So you buying an external hard drive to plug into the USB port on your MacBook Air would be you buying a "commonly available tool" and "upgrading" your machine. Another area requiring clarification, a requirement around "ease and safety" of disassembly.
Well it turns out, in the hands of the properly trained, taking apart a unibody or ultrathin laptop for recycling and disposal is both safe and easy. Just don't try it at home unless you're properly trained.
It would be easy at this point to accuse EPEAT of rolling over for the industry, though I honestly think that that would be unfair. When the Apple flap happened over the summer EPEAT acknowledged that their rules were a few years behind the industry and that they were behind in updating them.
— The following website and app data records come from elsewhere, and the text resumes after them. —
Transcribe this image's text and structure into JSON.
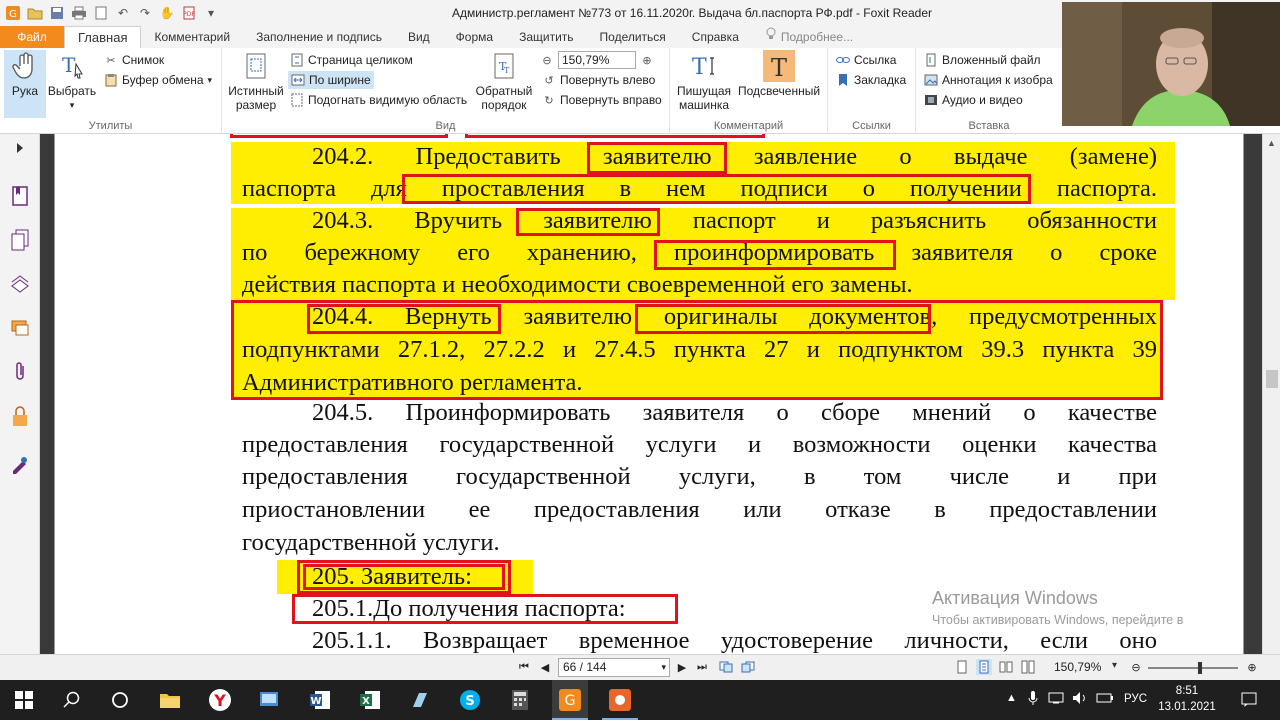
{
  "window": {
    "title": "Администр.регламент №773 от 16.11.2020г. Выдача бл.паспорта РФ.pdf - Foxit Reader"
  },
  "tabs": {
    "file": "Файл",
    "items": [
      "Главная",
      "Комментарий",
      "Заполнение и подпись",
      "Вид",
      "Форма",
      "Защитить",
      "Поделиться",
      "Справка"
    ],
    "search_placeholder": "Подробнее...",
    "search_partial": "а"
  },
  "ribbon": {
    "utilities": {
      "label": "Утилиты",
      "hand": "Рука",
      "select": "Выбрать",
      "snapshot": "Снимок",
      "clipboard": "Буфер обмена"
    },
    "view": {
      "label": "Вид",
      "actual_size_1": "Истинный",
      "actual_size_2": "размер",
      "fit_page": "Страница целиком",
      "fit_width": "По ширине",
      "fit_visible": "Подогнать видимую область",
      "reverse_1": "Обратный",
      "reverse_2": "порядок",
      "zoom_value": "150,79%",
      "rotate_left": "Повернуть влево",
      "rotate_right": "Повернуть вправо"
    },
    "comment": {
      "label": "Комментарий",
      "typewriter_1": "Пишущая",
      "typewriter_2": "машинка",
      "highlight": "Подсвеченный"
    },
    "links": {
      "label": "Ссылки",
      "link": "Ссылка",
      "bookmark": "Закладка"
    },
    "insert": {
      "label": "Вставка",
      "attachment": "Вложенный файл",
      "annotation": "Аннотация к изобра",
      "media": "Аудио и видео"
    }
  },
  "document": {
    "lines": [
      "204.2. Предоставить заявителю заявление о выдаче (замене)",
      "паспорта для проставления в нем подписи о получении паспорта.",
      "204.3. Вручить заявителю паспорт и разъяснить обязанности",
      "по бережному его хранению, проинформировать заявителя о сроке",
      "действия паспорта и необходимости своевременной его замены.",
      "204.4. Вернуть заявителю оригиналы документов, предусмотренных",
      "подпунктами 27.1.2, 27.2.2 и 27.4.5 пункта 27 и подпунктом 39.3 пункта 39",
      "Административного регламента.",
      "204.5. Проинформировать заявителя о сборе мнений о качестве",
      "предоставления государственной услуги и возможности оценки качества",
      "предоставления государственной услуги, в том числе и при",
      "приостановлении ее предоставления или отказе в предоставлении",
      "государственной услуги.",
      "205. Заявитель:",
      "205.1.До получения паспорта:",
      "205.1.1. Возвращает временное удостоверение личности, если оно"
    ]
  },
  "statusbar": {
    "page_indicator": "66 / 144",
    "zoom": "150,79%"
  },
  "activation": {
    "title": "Активация Windows",
    "subtitle": "Чтобы активировать Windows, перейдите в"
  },
  "taskbar": {
    "language": "РУС",
    "time": "8:51",
    "date": "13.01.2021"
  },
  "colors": {
    "file_tab": "#f28a1e",
    "highlight_yellow": "#ffee00",
    "annotation_red": "#e0121b",
    "taskbar": "#1f1f1f"
  }
}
So. Now they're up to date. See you again in a few years.
The Big Ebook Payback. Sort of.
If you've bought an ebook in the past two-and-a-half-years you may have a few bucks in bookstore credit headed your way. CNNMoney says both Amazon and Apple have started letting customers know that they may get that credit if a proposed settlement over alleged price-fixing is approved by the court presiding over the case.
Apple and five publishers were sued by the U.S. Department of Justice earlier this year, though three of the publishers - Hachette, Simon and Schuster and Harper Collins -- have proposed a settlement.
The DoJ says as a result of the alleged collusion between Apple and the publishers, e-book customers paid $2 or $3 more for some of the books they bought. And yet, Amazon estimates that affected customers will get credits ranging from 30 cents to $1.32 per book.
No, I'm not sure how that works, but whatever.
The piece says "Customers who bought qualifying e-books between April 1, 2010 and May 21, 2012 are eligible for a refund, and won't need to do anything in order to receive their credits." More information is available at the ebook settlement website.
On Apple & Blasphemy
And finally this week, in what could be the dumbest story of the week, CNET says the Russian Orthodox Church may have a problem with Apple's logo. Apple's decades-old logo.
According to the piece, "some extreme Orthodox Christians in Russia" think the logo may be "blasphemous," because they think the Apple apple with a bite out of it is representative of Adam and Eve's original sin in the Bible.
CNET points out that Apple's apple was, in fact, "inspired by the legendary piece of fruit that fell on the head of mathematician and astronomer Isaac Newton."
Let's hope they never find out that the first Apple Computer cost $666.66. Otherwise, we might be in for another dumb story.